[[ PROVIDED DATA, beginning ]]
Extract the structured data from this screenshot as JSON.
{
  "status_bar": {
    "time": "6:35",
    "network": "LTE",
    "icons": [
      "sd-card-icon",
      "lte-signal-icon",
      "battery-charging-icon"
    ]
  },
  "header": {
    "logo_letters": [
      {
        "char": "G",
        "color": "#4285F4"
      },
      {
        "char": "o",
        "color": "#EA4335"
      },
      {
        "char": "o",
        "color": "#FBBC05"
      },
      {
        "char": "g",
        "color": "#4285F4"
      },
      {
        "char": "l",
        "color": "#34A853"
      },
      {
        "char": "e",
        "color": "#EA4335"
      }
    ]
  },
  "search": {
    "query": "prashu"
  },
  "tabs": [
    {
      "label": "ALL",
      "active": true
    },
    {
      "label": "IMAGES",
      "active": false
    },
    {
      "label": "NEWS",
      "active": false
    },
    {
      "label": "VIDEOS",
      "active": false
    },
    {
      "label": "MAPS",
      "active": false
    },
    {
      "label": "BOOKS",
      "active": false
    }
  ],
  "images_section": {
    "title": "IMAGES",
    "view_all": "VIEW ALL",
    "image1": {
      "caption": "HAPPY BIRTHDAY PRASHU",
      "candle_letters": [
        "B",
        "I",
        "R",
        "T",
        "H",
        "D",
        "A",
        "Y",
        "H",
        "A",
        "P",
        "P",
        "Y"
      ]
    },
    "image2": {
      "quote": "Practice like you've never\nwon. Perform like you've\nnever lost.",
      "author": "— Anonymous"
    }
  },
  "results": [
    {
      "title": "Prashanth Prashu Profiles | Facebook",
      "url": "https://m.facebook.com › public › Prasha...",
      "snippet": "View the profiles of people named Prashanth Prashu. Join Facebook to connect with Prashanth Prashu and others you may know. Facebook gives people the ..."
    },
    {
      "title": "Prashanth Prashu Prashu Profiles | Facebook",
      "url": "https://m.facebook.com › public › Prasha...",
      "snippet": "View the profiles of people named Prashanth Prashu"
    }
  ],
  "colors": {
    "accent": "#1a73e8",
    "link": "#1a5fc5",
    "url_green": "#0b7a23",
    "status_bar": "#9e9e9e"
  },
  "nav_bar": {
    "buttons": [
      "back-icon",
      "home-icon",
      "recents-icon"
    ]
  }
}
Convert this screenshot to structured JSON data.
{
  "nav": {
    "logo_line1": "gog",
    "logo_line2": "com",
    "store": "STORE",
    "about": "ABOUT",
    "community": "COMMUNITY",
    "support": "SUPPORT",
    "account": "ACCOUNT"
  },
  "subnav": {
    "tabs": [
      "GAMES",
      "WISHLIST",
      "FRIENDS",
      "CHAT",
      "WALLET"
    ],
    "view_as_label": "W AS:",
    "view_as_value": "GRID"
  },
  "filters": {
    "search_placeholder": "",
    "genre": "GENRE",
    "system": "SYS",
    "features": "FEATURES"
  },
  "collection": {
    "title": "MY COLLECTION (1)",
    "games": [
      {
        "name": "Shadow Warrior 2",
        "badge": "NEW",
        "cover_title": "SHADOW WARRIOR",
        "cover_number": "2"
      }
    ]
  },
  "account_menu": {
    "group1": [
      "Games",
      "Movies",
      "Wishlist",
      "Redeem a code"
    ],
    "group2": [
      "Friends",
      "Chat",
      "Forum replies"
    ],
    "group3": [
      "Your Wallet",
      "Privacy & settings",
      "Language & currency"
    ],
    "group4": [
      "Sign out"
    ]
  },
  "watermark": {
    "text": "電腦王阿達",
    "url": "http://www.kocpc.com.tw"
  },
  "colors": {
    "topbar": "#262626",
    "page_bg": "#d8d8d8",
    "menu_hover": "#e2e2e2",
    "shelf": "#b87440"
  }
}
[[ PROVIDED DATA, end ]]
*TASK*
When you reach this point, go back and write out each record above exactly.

*WRITTEN ANSWER*
Extract the structured data from this screenshot as JSON.
{
  "status_bar": {
    "time": "6:35",
    "network": "LTE",
    "icons": [
      "sd-card-icon",
      "lte-signal-icon",
      "battery-charging-icon"
    ]
  },
  "header": {
    "logo_letters": [
      {
        "char": "G",
        "color": "#4285F4"
      },
      {
        "char": "o",
        "color": "#EA4335"
      },
      {
        "char": "o",
        "color": "#FBBC05"
      },
      {
        "char": "g",
        "color": "#4285F4"
      },
      {
        "char": "l",
        "color": "#34A853"
      },
      {
        "char": "e",
        "color": "#EA4335"
      }
    ]
  },
  "search": {
    "query": "prashu"
  },
  "tabs": [
    {
      "label": "ALL",
      "active": true
    },
    {
      "label": "IMAGES",
      "active": false
    },
    {
      "label": "NEWS",
      "active": false
    },
    {
      "label": "VIDEOS",
      "active": false
    },
    {
      "label": "MAPS",
      "active": false
    },
    {
      "label": "BOOKS",
      "active": false
    }
  ],
  "images_section": {
    "title": "IMAGES",
    "view_all": "VIEW ALL",
    "image1": {
      "caption": "HAPPY BIRTHDAY PRASHU",
      "candle_letters": [
        "B",
        "I",
        "R",
        "T",
        "H",
        "D",
        "A",
        "Y",
        "H",
        "A",
        "P",
        "P",
        "Y"
      ]
    },
    "image2": {
      "quote": "Practice like you've never\nwon. Perform like you've\nnever lost.",
      "author": "— Anonymous"
    }
  },
  "results": [
    {
      "title": "Prashanth Prashu Profiles | Facebook",
      "url": "https://m.facebook.com › public › Prasha...",
      "snippet": "View the profiles of people named Prashanth Prashu. Join Facebook to connect with Prashanth Prashu and others you may know. Facebook gives people the ..."
    },
    {
      "title": "Prashanth Prashu Prashu Profiles | Facebook",
      "url": "https://m.facebook.com › public › Prasha...",
      "snippet": "View the profiles of people named Prashanth Prashu"
    }
  ],
  "colors": {
    "accent": "#1a73e8",
    "link": "#1a5fc5",
    "url_green": "#0b7a23",
    "status_bar": "#9e9e9e"
  },
  "nav_bar": {
    "buttons": [
      "back-icon",
      "home-icon",
      "recents-icon"
    ]
  }
}
Convert this screenshot to structured JSON data.
{
  "nav": {
    "logo_line1": "gog",
    "logo_line2": "com",
    "store": "STORE",
    "about": "ABOUT",
    "community": "COMMUNITY",
    "support": "SUPPORT",
    "account": "ACCOUNT"
  },
  "subnav": {
    "tabs": [
      "GAMES",
      "WISHLIST",
      "FRIENDS",
      "CHAT",
      "WALLET"
    ],
    "view_as_label": "W AS:",
    "view_as_value": "GRID"
  },
  "filters": {
    "search_placeholder": "",
    "genre": "GENRE",
    "system": "SYS",
    "features": "FEATURES"
  },
  "collection": {
    "title": "MY COLLECTION (1)",
    "games": [
      {
        "name": "Shadow Warrior 2",
        "badge": "NEW",
        "cover_title": "SHADOW WARRIOR",
        "cover_number": "2"
      }
    ]
  },
  "account_menu": {
    "group1": [
      "Games",
      "Movies",
      "Wishlist",
      "Redeem a code"
    ],
    "group2": [
      "Friends",
      "Chat",
      "Forum replies"
    ],
    "group3": [
      "Your Wallet",
      "Privacy & settings",
      "Language & currency"
    ],
    "group4": [
      "Sign out"
    ]
  },
  "watermark": {
    "text": "電腦王阿達",
    "url": "http://www.kocpc.com.tw"
  },
  "colors": {
    "topbar": "#262626",
    "page_bg": "#d8d8d8",
    "menu_hover": "#e2e2e2",
    "shelf": "#b87440"
  }
}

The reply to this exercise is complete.